What it's about
In the late 1990s Arundhati Roy's first book, a haunting novel about an Indian family
called The God of Small Things, rose to the New York Times best-seller list and stayed
there for 49 weeks. In The Cost of Living, Roy uses her newfound fame to blow the whistle
on two projects hailed as "patriotic" necessities in her native India: the atom bomb and the
Narmada River dam project. This illuminating polemic raises advocacy journalism to spirited new
heights. It has also inspired people fighting nukes and other unwise development worldwide.
"Numbers used to make my eyes glaze over," Roy says. "Not anymore. Not since I began to follow
the direction in which they point."
Where to get it
Try your local library or your favorite book store. A copy of the first half of the book, an essay on
the Narmada dams, "The Greater Common Good," is available free
About the author
Arundhati Roy is probably best known for her first and only novel, The God of Small Things, which won the prestigious Booker Prize in 1997 and spent 49 weeks on the New York Times best-seller list. She has used her fame to draw attention to overlooked issues in her native India and around the world.
Born in 1961 to Mary Roy, who later successfully fought to require India's inheritance laws to treat women equally, Roy scarcely knew her father. She grew up in the same village in which The God of Small Things is set. "When I think back on all the things I have done, I think from a very early age I was determined to negotiate with the world on my own," she says. Roy left home at age 16 to live in a squatter's colony in Delhi. Eventually she attended architectural school where she began to write scathing articles and screenplays. After one of her film critiques stirred up a major controversy, she retired to private life and, while supporting herself as an aerobics instructor, wrote The God of Small Things. Though her novel received international acclaim, again it was the target of controversy back home for, among other things, its description of an inter-caste love affair.
Roy's first nonfiction book, The Cost of Living, comprises two essays: one about a massive Indian dam project and another about the country's nuclear weapons. She has since written two other works of nonfiction, Power Politics and War Talk.
If you ran the world, what would you do about the Narmada dam situation? Would it be fairer to all concerned than the Indian government's response? Why?
In discussing the Narmada dams, Roy says, "What is at issue now is the very nature of our democracy. Who owns this land? Who owns its rivers? Its forests? Its fish?" How is the nature of democracy reflected in the United States by how we manage resources such as land, rivers, forests, fish?
Roy talks about two paradigms for Indian development: Nehru's "paternal, protective morality of the Soviet-style centralized State" and Gandhi's "nurturing, maternal morality of romanticized village republics." Why does she reject both these visions for India? How would you describe the U.S. approach to development? What would be a better vision for India? For the United States?

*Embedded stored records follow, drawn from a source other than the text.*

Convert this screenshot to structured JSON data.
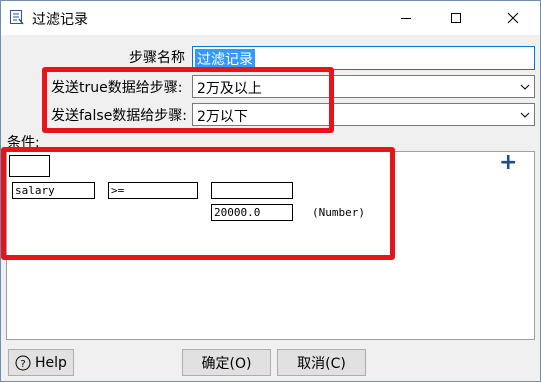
{
  "window": {
    "title": "过滤记录"
  },
  "form": {
    "step_name_label": "步骤名称",
    "step_name_value": "过滤记录",
    "true_label": "发送true数据给步骤:",
    "true_value": "2万及以上",
    "false_label": "发送false数据给步骤:",
    "false_value": "2万以下",
    "conditions_label": "条件:"
  },
  "condition": {
    "field": "salary",
    "operator": ">=",
    "value": "20000.0",
    "type": "(Number)",
    "add_symbol": "+"
  },
  "buttons": {
    "help": "Help",
    "ok": "确定(O)",
    "cancel": "取消(C)"
  },
  "colors": {
    "highlight": "#e8141c",
    "accent": "#0078d7",
    "add_icon": "#1f4f8b"
  }
}
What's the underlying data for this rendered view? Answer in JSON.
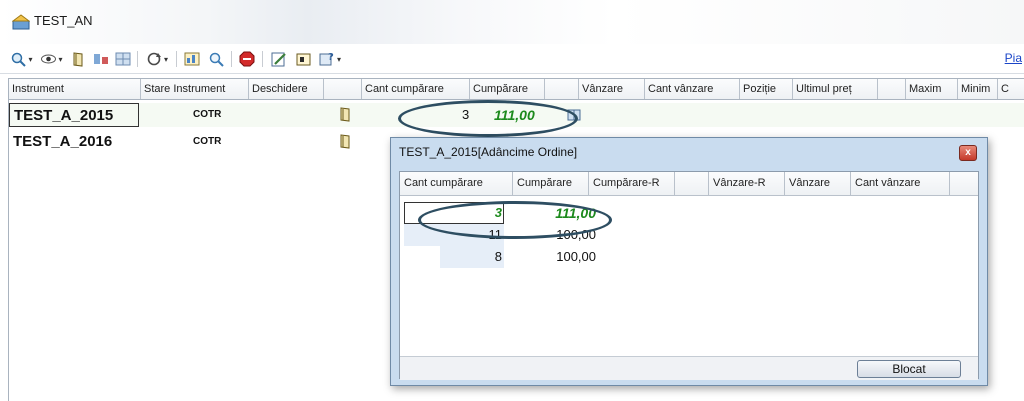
{
  "window": {
    "title": "TEST_AN"
  },
  "toolbar": {
    "link_label": "Pia",
    "icons": [
      "magnifier-icon",
      "eye-icon",
      "book-icon",
      "bar-chart-icon",
      "grid-icon",
      "refresh-icon",
      "chart-icon",
      "zoom-icon",
      "stop-icon",
      "edit-icon",
      "window-icon",
      "help-icon"
    ]
  },
  "grid": {
    "columns": [
      "Instrument",
      "Stare Instrument",
      "Deschidere",
      "",
      "Cant cumpărare",
      "Cumpărare",
      "",
      "Vânzare",
      "Cant vânzare",
      "Poziție",
      "Ultimul preț",
      "",
      "Maxim",
      "Minim",
      "C"
    ],
    "rows": [
      {
        "instrument": "TEST_A_2015",
        "state": "COTR",
        "bid_qty": "3",
        "bid": "111,00"
      },
      {
        "instrument": "TEST_A_2016",
        "state": "COTR"
      }
    ]
  },
  "depth_dialog": {
    "title": "TEST_A_2015[Adâncime Ordine]",
    "close_label": "x",
    "columns": [
      "Cant cumpărare",
      "Cumpărare",
      "Cumpărare-R",
      "",
      "Vânzare-R",
      "Vânzare",
      "Cant vânzare"
    ],
    "rows": [
      {
        "qty": "3",
        "price": "111,00"
      },
      {
        "qty": "11",
        "price": "100,00"
      },
      {
        "qty": "8",
        "price": "100,00"
      }
    ],
    "button_label": "Blocat"
  },
  "colors": {
    "highlight_price": "#1d8a1d",
    "annotation_ellipse": "#2e4e62",
    "dialog_frame": "#c9dcef"
  }
}
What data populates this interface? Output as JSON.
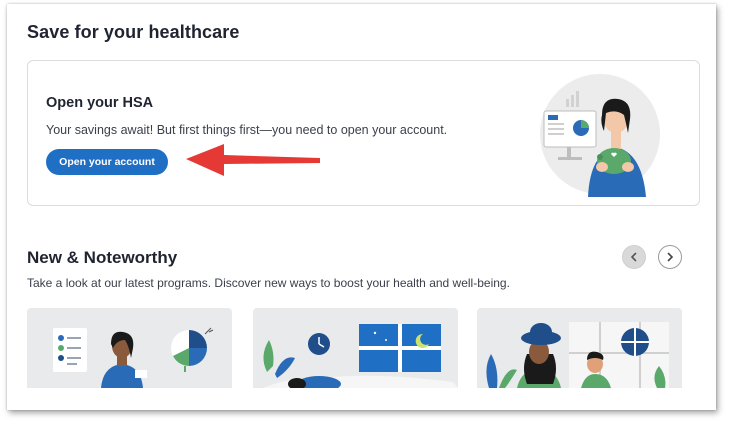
{
  "page": {
    "title": "Save for your healthcare"
  },
  "hsa": {
    "title": "Open your HSA",
    "description": "Your savings await! But first things first—you need to open your account.",
    "button_label": "Open your account"
  },
  "noteworthy": {
    "title": "New & Noteworthy",
    "subtitle": "Take a look at our latest programs. Discover new ways to boost your health and well-being."
  },
  "colors": {
    "primary_button": "#1f6fc5",
    "annotation_arrow": "#e53935",
    "illustration_blue": "#2a6bb8",
    "illustration_green": "#5aa96b"
  },
  "icons": {
    "prev": "chevron-left-icon",
    "next": "chevron-right-icon"
  }
}
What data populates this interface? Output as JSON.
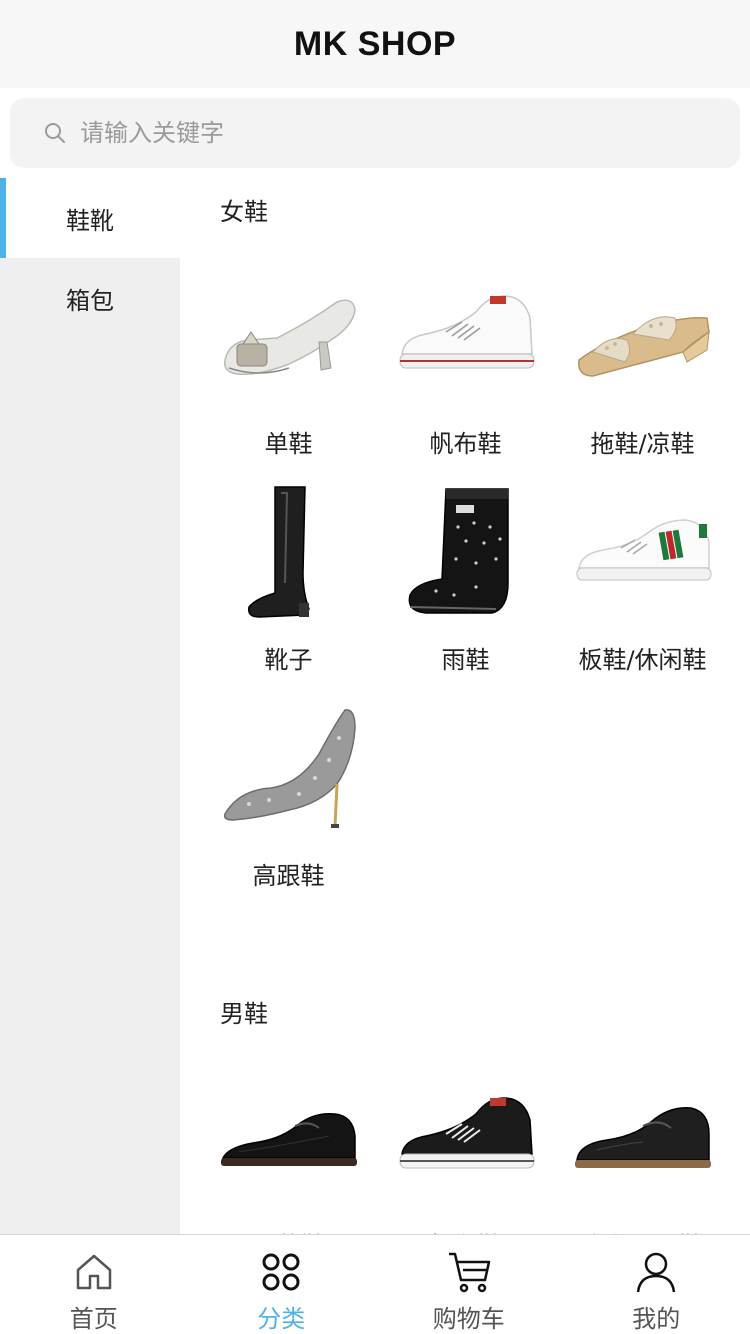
{
  "header": {
    "title": "MK SHOP"
  },
  "search": {
    "placeholder": "请输入关键字",
    "icon": "search-icon"
  },
  "sidebar": {
    "items": [
      {
        "label": "鞋靴",
        "active": true
      },
      {
        "label": "箱包",
        "active": false
      }
    ]
  },
  "sections": [
    {
      "title": "女鞋",
      "items": [
        {
          "label": "单鞋",
          "icon": "pump-shoe-icon"
        },
        {
          "label": "帆布鞋",
          "icon": "canvas-sneaker-icon"
        },
        {
          "label": "拖鞋/凉鞋",
          "icon": "sandal-icon"
        },
        {
          "label": "靴子",
          "icon": "boot-icon"
        },
        {
          "label": "雨鞋",
          "icon": "rain-boot-icon"
        },
        {
          "label": "板鞋/休闲鞋",
          "icon": "casual-sneaker-icon"
        },
        {
          "label": "高跟鞋",
          "icon": "high-heel-icon"
        }
      ]
    },
    {
      "title": "男鞋",
      "items": [
        {
          "label": "正装鞋",
          "icon": "dress-shoe-icon"
        },
        {
          "label": "帆布鞋",
          "icon": "canvas-sneaker-black-icon"
        },
        {
          "label": "商务休闲鞋",
          "icon": "business-casual-shoe-icon"
        }
      ]
    }
  ],
  "tabbar": {
    "items": [
      {
        "label": "首页",
        "icon": "home-icon",
        "active": false
      },
      {
        "label": "分类",
        "icon": "category-icon",
        "active": true
      },
      {
        "label": "购物车",
        "icon": "cart-icon",
        "active": false
      },
      {
        "label": "我的",
        "icon": "user-icon",
        "active": false
      }
    ]
  },
  "colors": {
    "accent": "#4fb1ea",
    "sidebar_bg": "#efefef",
    "header_bg": "#f7f7f7"
  }
}
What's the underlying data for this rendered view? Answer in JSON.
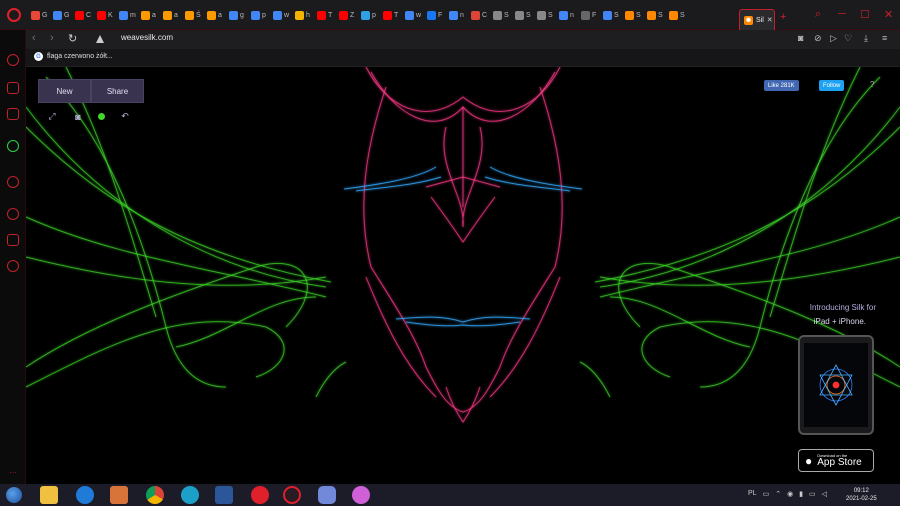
{
  "browser": {
    "tabs": [
      {
        "letter": "G",
        "color": "#e8483a"
      },
      {
        "letter": "G",
        "color": "#4285f4"
      },
      {
        "letter": "C",
        "color": "#ff0000"
      },
      {
        "letter": "K",
        "color": "#ff0000"
      },
      {
        "letter": "m",
        "color": "#4285f4"
      },
      {
        "letter": "a",
        "color": "#ff9900"
      },
      {
        "letter": "a",
        "color": "#ff9900"
      },
      {
        "letter": "Ś",
        "color": "#ff9900"
      },
      {
        "letter": "a",
        "color": "#ff9900"
      },
      {
        "letter": "g",
        "color": "#4285f4"
      },
      {
        "letter": "p",
        "color": "#4285f4"
      },
      {
        "letter": "w",
        "color": "#4285f4"
      },
      {
        "letter": "h",
        "color": "#f4b400"
      },
      {
        "letter": "T",
        "color": "#ff0000"
      },
      {
        "letter": "Z",
        "color": "#ff0000"
      },
      {
        "letter": "p",
        "color": "#2fa0e6"
      },
      {
        "letter": "T",
        "color": "#ff0000"
      },
      {
        "letter": "w",
        "color": "#4285f4"
      },
      {
        "letter": "F",
        "color": "#1877f2"
      },
      {
        "letter": "n",
        "color": "#4285f4"
      },
      {
        "letter": "C",
        "color": "#db4437"
      },
      {
        "letter": "S",
        "color": "#888888"
      },
      {
        "letter": "S",
        "color": "#888888"
      },
      {
        "letter": "S",
        "color": "#888888"
      },
      {
        "letter": "n",
        "color": "#4285f4"
      },
      {
        "letter": "F",
        "color": "#666666"
      },
      {
        "letter": "S",
        "color": "#4285f4"
      },
      {
        "letter": "S",
        "color": "#ff8800"
      },
      {
        "letter": "S",
        "color": "#ff8800"
      },
      {
        "letter": "S",
        "color": "#ff8800"
      }
    ],
    "active_tab": {
      "label": "Sil",
      "close": "✕"
    },
    "new_tab": "+",
    "window_controls": {
      "search": "⌕",
      "minimize": "─",
      "maximize": "☐",
      "close": "✕"
    },
    "nav": {
      "back": "‹",
      "forward": "›",
      "reload": "↻"
    },
    "url": "weavesilk.com",
    "bookmark": "flaga czerwono żółt..."
  },
  "page": {
    "new_label": "New",
    "share_label": "Share",
    "tools": {
      "fullscreen": "⤢",
      "camera": "◙",
      "undo": "↶"
    },
    "fb_like": "Like 281K",
    "tw_follow": "Follow",
    "help": "?",
    "promo_line1": "Introducing Silk for",
    "promo_line2": "iPad + iPhone.",
    "appstore_small": "Download on the",
    "appstore_big": "App Store"
  },
  "taskbar": {
    "lang": "PL",
    "time": "09:12",
    "date": "2021-02-25"
  },
  "colors": {
    "accent": "#c2202a",
    "silk_green": "#3fe02a",
    "silk_pink": "#ff3a8a",
    "silk_blue": "#33aaff"
  }
}
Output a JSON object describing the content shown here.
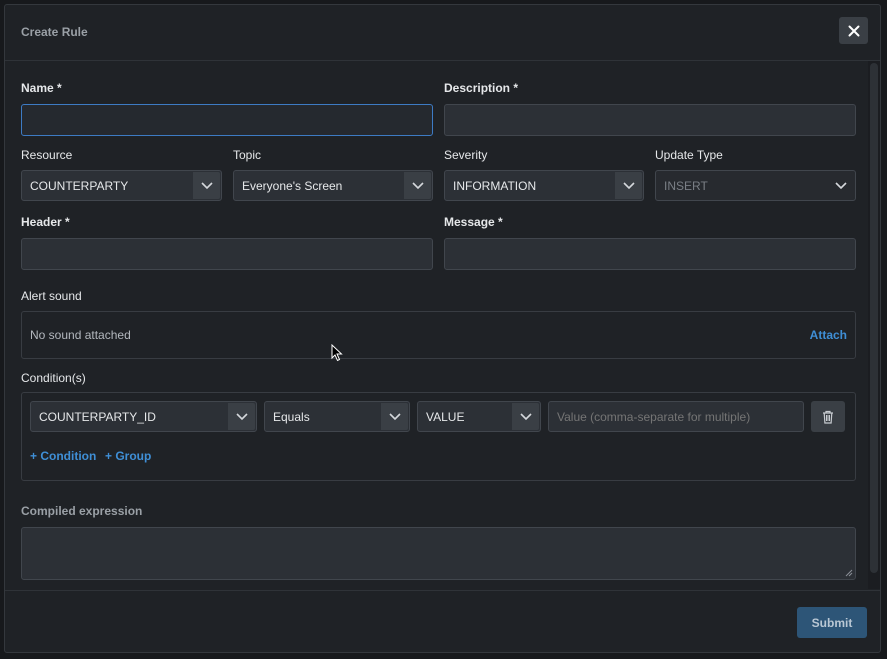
{
  "dialog": {
    "title": "Create Rule"
  },
  "form": {
    "name_label": "Name *",
    "name_value": "",
    "description_label": "Description *",
    "description_value": "",
    "resource_label": "Resource",
    "resource_value": "COUNTERPARTY",
    "topic_label": "Topic",
    "topic_value": "Everyone's Screen",
    "severity_label": "Severity",
    "severity_value": "INFORMATION",
    "update_type_label": "Update Type",
    "update_type_value": "INSERT",
    "header_label": "Header *",
    "header_value": "",
    "message_label": "Message *",
    "message_value": "",
    "alert_sound_label": "Alert sound",
    "no_sound_text": "No sound attached",
    "attach_label": "Attach",
    "conditions_label": "Condition(s)",
    "condition": {
      "field_value": "COUNTERPARTY_ID",
      "operator_value": "Equals",
      "type_value": "VALUE",
      "value_placeholder": "Value (comma-separate for multiple)"
    },
    "add_condition_label": "+ Condition",
    "add_group_label": "+ Group",
    "compiled_label": "Compiled expression",
    "compiled_value": ""
  },
  "footer": {
    "submit_label": "Submit"
  },
  "icons": {
    "close": "close-icon",
    "caret": "chevron-down-icon",
    "trash": "trash-icon"
  },
  "colors": {
    "accent": "#3f8fd6",
    "submit_bg": "#2d5577",
    "focus_border": "#3d7bc4"
  }
}
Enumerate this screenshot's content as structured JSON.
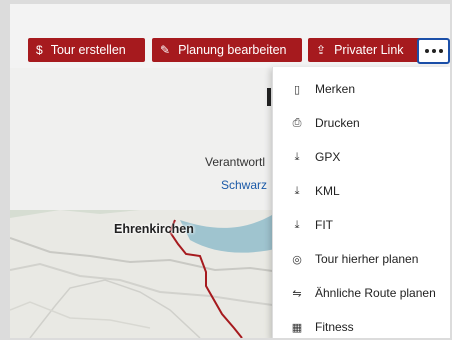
{
  "toolbar": {
    "buttons": [
      {
        "label": "Tour erstellen",
        "icon": "route-icon"
      },
      {
        "label": "Planung bearbeiten",
        "icon": "edit-icon"
      },
      {
        "label": "Privater Link",
        "icon": "share-icon"
      }
    ],
    "more_icon": "more-dots-icon"
  },
  "content": {
    "info_text": "Verantwortl",
    "info_link": "Schwarz"
  },
  "map": {
    "place_label": "Ehrenkirchen",
    "route_color": "#a61a1e",
    "water_color": "#9fc4cf"
  },
  "menu": {
    "items": [
      {
        "label": "Merken",
        "icon": "bookmark-icon"
      },
      {
        "label": "Drucken",
        "icon": "printer-icon"
      },
      {
        "label": "GPX",
        "icon": "download-icon"
      },
      {
        "label": "KML",
        "icon": "download-icon"
      },
      {
        "label": "FIT",
        "icon": "download-icon"
      },
      {
        "label": "Tour hierher planen",
        "icon": "globe-icon"
      },
      {
        "label": "Ähnliche Route planen",
        "icon": "route-icon"
      },
      {
        "label": "Fitness",
        "icon": "calculator-icon"
      }
    ]
  },
  "colors": {
    "brand_red": "#a61a1e",
    "focus_blue": "#1b4fa8",
    "link_blue": "#1b5aa8"
  }
}
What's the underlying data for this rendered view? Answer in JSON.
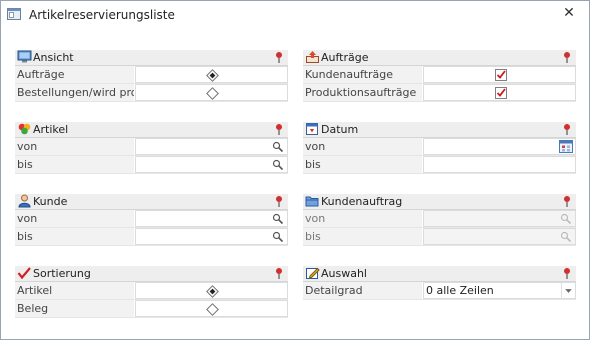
{
  "window": {
    "title": "Artikelreservierungsliste",
    "close_glyph": "✕"
  },
  "panels": {
    "ansicht": {
      "title": "Ansicht",
      "icon": "monitor-icon",
      "rows": [
        {
          "label": "Aufträge",
          "state": "selected"
        },
        {
          "label": "Bestellungen/wird prod.",
          "state": "unselected"
        }
      ]
    },
    "auftraege": {
      "title": "Aufträge",
      "icon": "order-upload-icon",
      "rows": [
        {
          "label": "Kundenaufträge",
          "checked": true
        },
        {
          "label": "Produktionsaufträge",
          "checked": true
        }
      ]
    },
    "artikel": {
      "title": "Artikel",
      "icon": "articles-icon",
      "rows": [
        {
          "label": "von",
          "value": ""
        },
        {
          "label": "bis",
          "value": ""
        }
      ]
    },
    "datum": {
      "title": "Datum",
      "icon": "calendar-icon",
      "rows": [
        {
          "label": "von",
          "value": ""
        },
        {
          "label": "bis",
          "value": ""
        }
      ]
    },
    "kunde": {
      "title": "Kunde",
      "icon": "customer-icon",
      "rows": [
        {
          "label": "von",
          "value": ""
        },
        {
          "label": "bis",
          "value": ""
        }
      ]
    },
    "kundenauftrag": {
      "title": "Kundenauftrag",
      "icon": "folder-icon",
      "rows": [
        {
          "label": "von",
          "value": ""
        },
        {
          "label": "bis",
          "value": ""
        }
      ]
    },
    "sortierung": {
      "title": "Sortierung",
      "icon": "sort-check-icon",
      "rows": [
        {
          "label": "Artikel",
          "state": "selected"
        },
        {
          "label": "Beleg",
          "state": "unselected"
        }
      ]
    },
    "auswahl": {
      "title": "Auswahl",
      "icon": "edit-icon",
      "rows": [
        {
          "label": "Detailgrad",
          "value": "0 alle Zeilen"
        }
      ]
    }
  }
}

Roy takes personal responsibility for the government's missteps, saying, "Of course we make it easy for them, we its beneficiaries." Why does she call herself a "beneficiary"? How is she making it easy?
Roy points out that the Indian government has good data on a multitude of subjects. It can, for instance, tell you how many graduates India produces and how many men have had vasectomies in any given year. But it doesn't know how many people have been displaced by the Narmada dams. "How can you measure progress if you don't know what it costs and who has paid for it?" Roy asks. Do U.S. decisionmakers tend to ignore the costs of the projects they want to promote? If so, what are some examples?
Roy says that India has exhausted its supply of big heroes like Nehru and Gandhi, and therefore needs to support its small heroes. "Of these we have many. Many," she says. Does the United States still have big heroes? Does it have many small ones? Who? Can "small heroes" make big changes in a society? If so, how?
Why is Roy concerned about the nationalistic response in her country to the nuclear bomb? Compare that response to America's reaction to the September 11 attacks or the war in Iraq.
If you ran the Indian government, would you want an atomic bomb? Why or why not? What do you think about the United States' weapons policies?
"Listen then, to the story of the Narmada valley," Roy says. "Understand it. And, if you wish, enlist. Who knows, it may lead to magic." What kind of "magic" do you think Roy is envisioning? Is her hope realistic? To what extent can a book or article change the world?
Links Friends of River Narmada offers the most informative site about the Narmada valley, with up-to-date news about the continuing struggle, background information, links to press releases, and photos of rallies. One of the book's essays, "The Greater Common Good," is available free at www.narmada.org/gcg/gcg.html.
The International Rivers Network quotes from the book and provides links to information about dams in the Narmada valley. The site also has more general information about human rights and the environment.
Click on the photo of Roy to enter this fan site, with detailed information about the author's background and writing style as well as the Booker Prize and the many controversies that surround her.
South Asian Women's NETwork has a long list of links to information about Roy's life, writing, and activism as well as several critiques of the author-activist. Unfortunately, several links are broken.
Author B. G. Verghese has written a rejoinder to "The Greater Common Good" titled "Poetic Licence."
For the text of a compelling lecture about the Narmada conflict that Roy delivered at Cambridge University on November 8, 1999, go here.
An interview about Roy's life, writing, and activism published in the Progressive magazine.